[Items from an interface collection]
================
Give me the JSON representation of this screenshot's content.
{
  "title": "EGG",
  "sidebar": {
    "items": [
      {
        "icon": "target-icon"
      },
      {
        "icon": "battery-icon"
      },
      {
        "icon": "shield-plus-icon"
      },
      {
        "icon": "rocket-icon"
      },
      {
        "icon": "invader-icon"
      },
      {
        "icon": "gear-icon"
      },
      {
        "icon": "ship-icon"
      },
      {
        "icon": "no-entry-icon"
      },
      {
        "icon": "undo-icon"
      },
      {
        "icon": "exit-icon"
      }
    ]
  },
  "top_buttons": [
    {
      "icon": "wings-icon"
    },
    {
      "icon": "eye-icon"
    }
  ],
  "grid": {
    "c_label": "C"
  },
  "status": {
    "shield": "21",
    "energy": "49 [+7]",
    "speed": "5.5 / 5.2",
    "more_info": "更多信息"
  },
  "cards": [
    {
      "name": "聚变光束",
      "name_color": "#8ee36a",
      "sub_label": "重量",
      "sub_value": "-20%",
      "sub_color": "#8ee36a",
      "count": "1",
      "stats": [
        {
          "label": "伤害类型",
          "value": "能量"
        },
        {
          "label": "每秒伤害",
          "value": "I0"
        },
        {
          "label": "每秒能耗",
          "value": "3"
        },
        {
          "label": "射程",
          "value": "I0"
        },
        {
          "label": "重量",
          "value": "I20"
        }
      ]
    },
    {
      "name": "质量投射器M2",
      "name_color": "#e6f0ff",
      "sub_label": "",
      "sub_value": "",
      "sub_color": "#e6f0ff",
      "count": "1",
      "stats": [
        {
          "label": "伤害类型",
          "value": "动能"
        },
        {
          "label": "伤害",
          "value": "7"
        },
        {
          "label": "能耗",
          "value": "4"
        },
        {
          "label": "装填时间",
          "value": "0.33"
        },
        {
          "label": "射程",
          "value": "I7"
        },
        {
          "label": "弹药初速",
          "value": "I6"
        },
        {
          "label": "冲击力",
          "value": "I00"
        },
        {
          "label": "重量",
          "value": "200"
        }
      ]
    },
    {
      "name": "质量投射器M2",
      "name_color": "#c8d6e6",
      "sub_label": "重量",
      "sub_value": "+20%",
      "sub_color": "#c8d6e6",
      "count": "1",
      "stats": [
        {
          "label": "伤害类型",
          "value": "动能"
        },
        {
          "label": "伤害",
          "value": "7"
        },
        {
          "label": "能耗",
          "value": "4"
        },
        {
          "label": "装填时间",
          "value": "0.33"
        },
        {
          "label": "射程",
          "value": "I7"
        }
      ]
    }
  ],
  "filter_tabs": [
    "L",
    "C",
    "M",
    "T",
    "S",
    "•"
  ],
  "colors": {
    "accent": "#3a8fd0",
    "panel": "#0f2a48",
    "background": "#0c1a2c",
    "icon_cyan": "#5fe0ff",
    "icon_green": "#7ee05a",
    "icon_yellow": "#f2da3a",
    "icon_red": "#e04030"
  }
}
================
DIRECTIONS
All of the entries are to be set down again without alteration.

ANSWER SECTION
Give me the JSON representation of this screenshot's content.
{
  "title": "EGG",
  "sidebar": {
    "items": [
      {
        "icon": "target-icon"
      },
      {
        "icon": "battery-icon"
      },
      {
        "icon": "shield-plus-icon"
      },
      {
        "icon": "rocket-icon"
      },
      {
        "icon": "invader-icon"
      },
      {
        "icon": "gear-icon"
      },
      {
        "icon": "ship-icon"
      },
      {
        "icon": "no-entry-icon"
      },
      {
        "icon": "undo-icon"
      },
      {
        "icon": "exit-icon"
      }
    ]
  },
  "top_buttons": [
    {
      "icon": "wings-icon"
    },
    {
      "icon": "eye-icon"
    }
  ],
  "grid": {
    "c_label": "C"
  },
  "status": {
    "shield": "21",
    "energy": "49 [+7]",
    "speed": "5.5 / 5.2",
    "more_info": "更多信息"
  },
  "cards": [
    {
      "name": "聚变光束",
      "name_color": "#8ee36a",
      "sub_label": "重量",
      "sub_value": "-20%",
      "sub_color": "#8ee36a",
      "count": "1",
      "stats": [
        {
          "label": "伤害类型",
          "value": "能量"
        },
        {
          "label": "每秒伤害",
          "value": "I0"
        },
        {
          "label": "每秒能耗",
          "value": "3"
        },
        {
          "label": "射程",
          "value": "I0"
        },
        {
          "label": "重量",
          "value": "I20"
        }
      ]
    },
    {
      "name": "质量投射器M2",
      "name_color": "#e6f0ff",
      "sub_label": "",
      "sub_value": "",
      "sub_color": "#e6f0ff",
      "count": "1",
      "stats": [
        {
          "label": "伤害类型",
          "value": "动能"
        },
        {
          "label": "伤害",
          "value": "7"
        },
        {
          "label": "能耗",
          "value": "4"
        },
        {
          "label": "装填时间",
          "value": "0.33"
        },
        {
          "label": "射程",
          "value": "I7"
        },
        {
          "label": "弹药初速",
          "value": "I6"
        },
        {
          "label": "冲击力",
          "value": "I00"
        },
        {
          "label": "重量",
          "value": "200"
        }
      ]
    },
    {
      "name": "质量投射器M2",
      "name_color": "#c8d6e6",
      "sub_label": "重量",
      "sub_value": "+20%",
      "sub_color": "#c8d6e6",
      "count": "1",
      "stats": [
        {
          "label": "伤害类型",
          "value": "动能"
        },
        {
          "label": "伤害",
          "value": "7"
        },
        {
          "label": "能耗",
          "value": "4"
        },
        {
          "label": "装填时间",
          "value": "0.33"
        },
        {
          "label": "射程",
          "value": "I7"
        }
      ]
    }
  ],
  "filter_tabs": [
    "L",
    "C",
    "M",
    "T",
    "S",
    "•"
  ],
  "colors": {
    "accent": "#3a8fd0",
    "panel": "#0f2a48",
    "background": "#0c1a2c",
    "icon_cyan": "#5fe0ff",
    "icon_green": "#7ee05a",
    "icon_yellow": "#f2da3a",
    "icon_red": "#e04030"
  }
}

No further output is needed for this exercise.